→ Task objective
What is the number of lines in these records that hold the word "avatar"? Reply with that number alone.

→ Records to use
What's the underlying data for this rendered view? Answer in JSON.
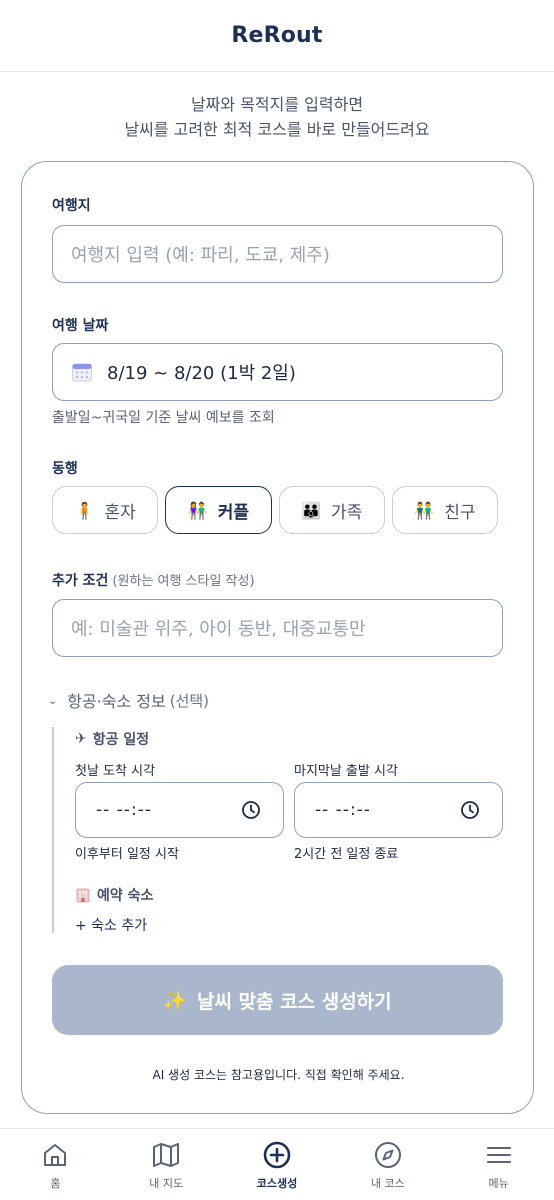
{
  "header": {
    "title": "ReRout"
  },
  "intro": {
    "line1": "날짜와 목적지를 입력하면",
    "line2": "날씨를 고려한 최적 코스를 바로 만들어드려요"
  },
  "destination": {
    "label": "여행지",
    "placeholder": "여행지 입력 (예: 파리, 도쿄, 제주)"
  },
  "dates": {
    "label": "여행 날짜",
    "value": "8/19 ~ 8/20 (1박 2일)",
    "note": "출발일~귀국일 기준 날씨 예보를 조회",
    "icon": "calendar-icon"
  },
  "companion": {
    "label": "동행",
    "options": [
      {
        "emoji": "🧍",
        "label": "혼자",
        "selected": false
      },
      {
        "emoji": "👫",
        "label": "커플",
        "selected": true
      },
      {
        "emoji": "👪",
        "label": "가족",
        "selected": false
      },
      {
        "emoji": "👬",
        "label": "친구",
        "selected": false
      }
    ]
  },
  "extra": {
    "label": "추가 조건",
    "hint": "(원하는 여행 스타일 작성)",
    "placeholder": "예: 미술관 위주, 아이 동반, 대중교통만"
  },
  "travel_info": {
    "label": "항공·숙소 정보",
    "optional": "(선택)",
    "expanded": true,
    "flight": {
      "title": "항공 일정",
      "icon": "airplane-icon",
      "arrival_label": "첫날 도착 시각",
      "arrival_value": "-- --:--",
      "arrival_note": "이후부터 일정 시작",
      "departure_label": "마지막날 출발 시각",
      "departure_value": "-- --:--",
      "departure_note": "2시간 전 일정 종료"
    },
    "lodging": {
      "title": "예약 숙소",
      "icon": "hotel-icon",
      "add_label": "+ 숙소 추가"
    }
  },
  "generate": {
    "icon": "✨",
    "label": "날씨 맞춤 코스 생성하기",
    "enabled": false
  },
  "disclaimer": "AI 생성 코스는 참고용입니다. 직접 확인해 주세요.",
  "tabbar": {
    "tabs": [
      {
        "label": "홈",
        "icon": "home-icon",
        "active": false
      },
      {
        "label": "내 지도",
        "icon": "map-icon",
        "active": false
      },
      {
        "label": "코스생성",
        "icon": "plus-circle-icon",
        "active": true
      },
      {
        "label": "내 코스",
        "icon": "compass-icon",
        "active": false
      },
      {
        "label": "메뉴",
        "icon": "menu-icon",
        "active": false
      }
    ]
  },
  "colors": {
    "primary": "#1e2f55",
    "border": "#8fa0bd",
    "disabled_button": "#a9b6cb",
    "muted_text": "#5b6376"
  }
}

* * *

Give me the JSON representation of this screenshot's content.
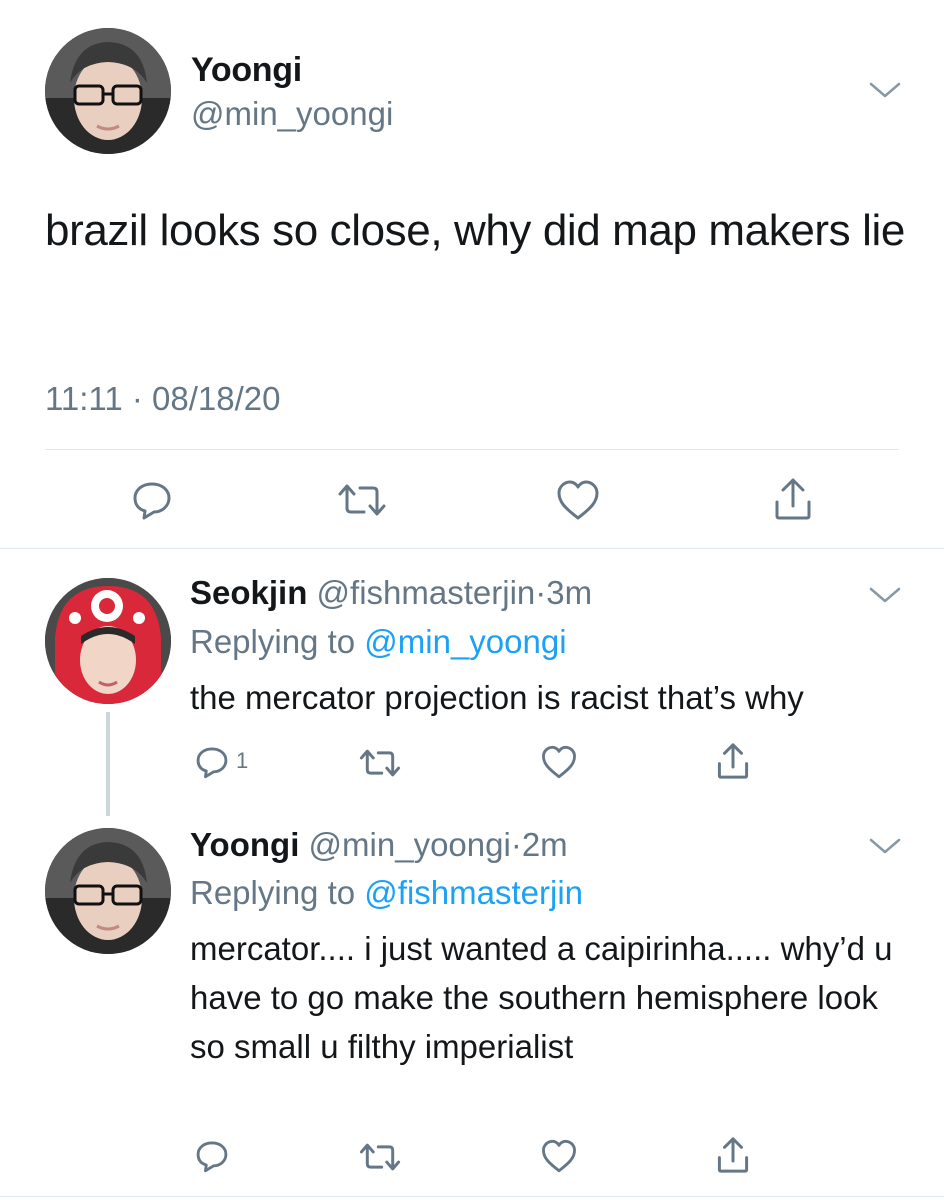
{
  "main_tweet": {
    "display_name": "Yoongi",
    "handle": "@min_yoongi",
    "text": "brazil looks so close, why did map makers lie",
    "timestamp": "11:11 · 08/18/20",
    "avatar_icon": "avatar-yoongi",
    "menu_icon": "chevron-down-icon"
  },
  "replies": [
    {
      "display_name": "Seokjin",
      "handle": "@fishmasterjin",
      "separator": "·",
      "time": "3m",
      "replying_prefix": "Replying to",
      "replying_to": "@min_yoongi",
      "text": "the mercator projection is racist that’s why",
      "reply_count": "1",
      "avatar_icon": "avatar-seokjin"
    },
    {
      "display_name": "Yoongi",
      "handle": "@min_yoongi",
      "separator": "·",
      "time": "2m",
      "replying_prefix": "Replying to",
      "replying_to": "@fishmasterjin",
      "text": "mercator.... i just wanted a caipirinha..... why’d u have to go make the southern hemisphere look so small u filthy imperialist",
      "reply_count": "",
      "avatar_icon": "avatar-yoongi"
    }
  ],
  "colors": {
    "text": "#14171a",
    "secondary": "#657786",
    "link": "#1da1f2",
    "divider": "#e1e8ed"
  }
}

→ Solution
3